“There are two important facts in this case: No. 1: George Zimmerman was a grown man with a gun, and No. 2: Trayvon Martin was a minor who had no blood on his hands. Literally no blood on his hands. We believe that the evidence is overwhelming to hold George Zimmerman accountable for killing Trayvon Martin.”
Zimmerman was profiling Martin as he followed him through the gated community where Zimmerman lived and Martin was visiting, Guy said. He said Zimmerman viewed the teen “as someone about to a commit a crime in his neighbourhood”.
“And he acted on it. That’s why we’re here,” the prosecutor said.
Zimmerman didn’t have to shoot Martin, Guy said.
“He shot him for the worst of all reasons: because he wanted to,” he said.
Defence attorney Don West told jurors a different story: Zimmerman was being viciously attacked when he shot Martin, he said. He was sucker-punched by Martin, who then pounded Zimmerman’s head into the concrete sidewalk.
“He had just taken tremendous blows to his face, tremendous blows to his head,” said West, after showing jurors photos taken by Zimmerman’s neighbours of a bloodied and bruised neighbourhood watch volunteer.
Later, West said it was not true that Martin was unarmed.
“Trayvon Martin armed himself with a concrete sidewalk and used it to smash George Zimmerman’s head,” West said.
West also played for jurors the call to a police dispatcher in which Zimmerman used obscenities.
Martin had opportunities to go home after Zimmerman followed him and then lost track of him, West said, but instead the teen confronted the neighbourhood watch volunteer.
The prosecutor described Zimmerman as someone who wanted to be a police officer, and he dismantled the story Zimmerman has told investigators about what happened during the fight between the neighbourhood watch volunteer and the Miami-area teen that left Martin dead from a bullet to his chest.
Zimmerman’s claim that Martin had his hands over the neighbourhood watch volunteer’s mouth is false since none of Zimmerman’s DNA was found on Martin’s body, Guy said.
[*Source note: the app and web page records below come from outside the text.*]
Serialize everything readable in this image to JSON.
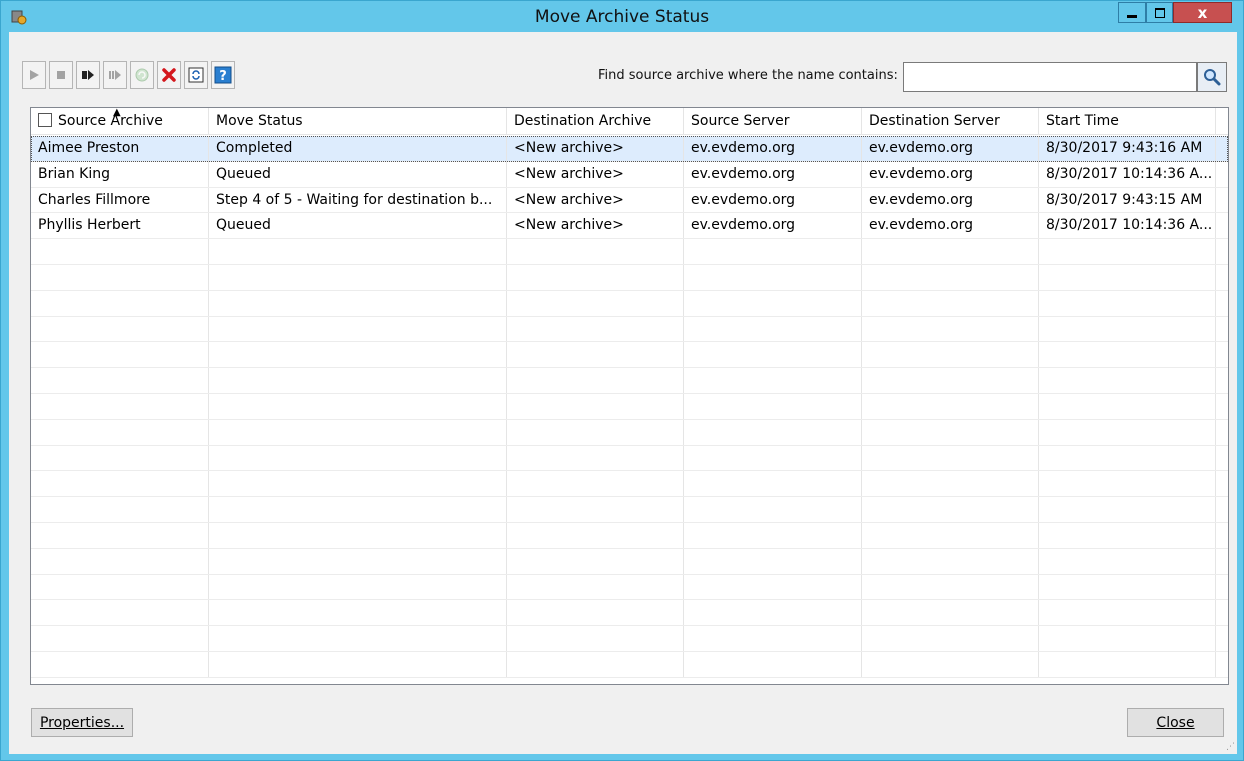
{
  "window": {
    "title": "Move Archive Status"
  },
  "toolbar": {
    "buttons": [
      {
        "icon": "play-icon",
        "enabled": false
      },
      {
        "icon": "stop-icon",
        "enabled": false
      },
      {
        "icon": "step-forward-icon",
        "enabled": true
      },
      {
        "icon": "skip-forward-icon",
        "enabled": false
      },
      {
        "icon": "retry-icon",
        "enabled": false
      },
      {
        "icon": "delete-icon",
        "enabled": true
      },
      {
        "icon": "refresh-icon",
        "enabled": true
      },
      {
        "icon": "help-icon",
        "enabled": true
      }
    ]
  },
  "search": {
    "label": "Find source archive where the name contains:",
    "value": "",
    "placeholder": ""
  },
  "table": {
    "columns": [
      "Source Archive",
      "Move Status",
      "Destination Archive",
      "Source Server",
      "Destination Server",
      "Start Time"
    ],
    "rows": [
      [
        "Aimee Preston",
        "Completed",
        "<New archive>",
        "ev.evdemo.org",
        "ev.evdemo.org",
        "8/30/2017 9:43:16 AM"
      ],
      [
        "Brian King",
        "Queued",
        "<New archive>",
        "ev.evdemo.org",
        "ev.evdemo.org",
        "8/30/2017 10:14:36 A..."
      ],
      [
        "Charles Fillmore",
        "Step 4 of 5 - Waiting for destination b...",
        "<New archive>",
        "ev.evdemo.org",
        "ev.evdemo.org",
        "8/30/2017 9:43:15 AM"
      ],
      [
        "Phyllis Herbert",
        "Queued",
        "<New archive>",
        "ev.evdemo.org",
        "ev.evdemo.org",
        "8/30/2017 10:14:36 A..."
      ]
    ],
    "selected_row": 0
  },
  "buttons": {
    "properties": "Properties...",
    "close": "Close"
  },
  "colors": {
    "titlebar": "#63c7ea",
    "close_button": "#c75050",
    "selection": "#ddecfd"
  }
}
The prosecutor also said Zimmerman’s claim that he had to fire because Martin was reaching for his firearm is false since none of Martin’s DNA was on the gun or holster.
Zimmerman is pleading not guilty to second-degree murder, claiming self-defence. If he is convicted, he faces a maximum sentence of life in prison.
On February 26, 2012, Zimmerman spotted Martin, whom he did not recognise, walking in the gated town home community where Zimmerman and the fiancee of Martin’s father lived. There had been a rash of recent break-ins and Zimmerman was wary of strangers walking through the complex.
The two eventually got into a struggle and Zimmerman shot Martin in the chest with his 9mm handgun. He was charged 44 days after the shooting, only after a special prosecutor was appointed to review the case and after protests. The delay in the arrest prompted protests nationwide.
Late Monday, the county chapter of the NAACP held a town hall meeting at a church near a memorial site for Martin.
Crump, the Martin family attorney who as a potential witness in the case can’t be present in the courtroom until he testifies, told the crowd that the outcome of the case would have far-reaching implications.
“It became a civil rights matter the night the police did not arrest the killer of an unarmed child,” Crump said. “It’s going to be a litmus test to show how far we have come.”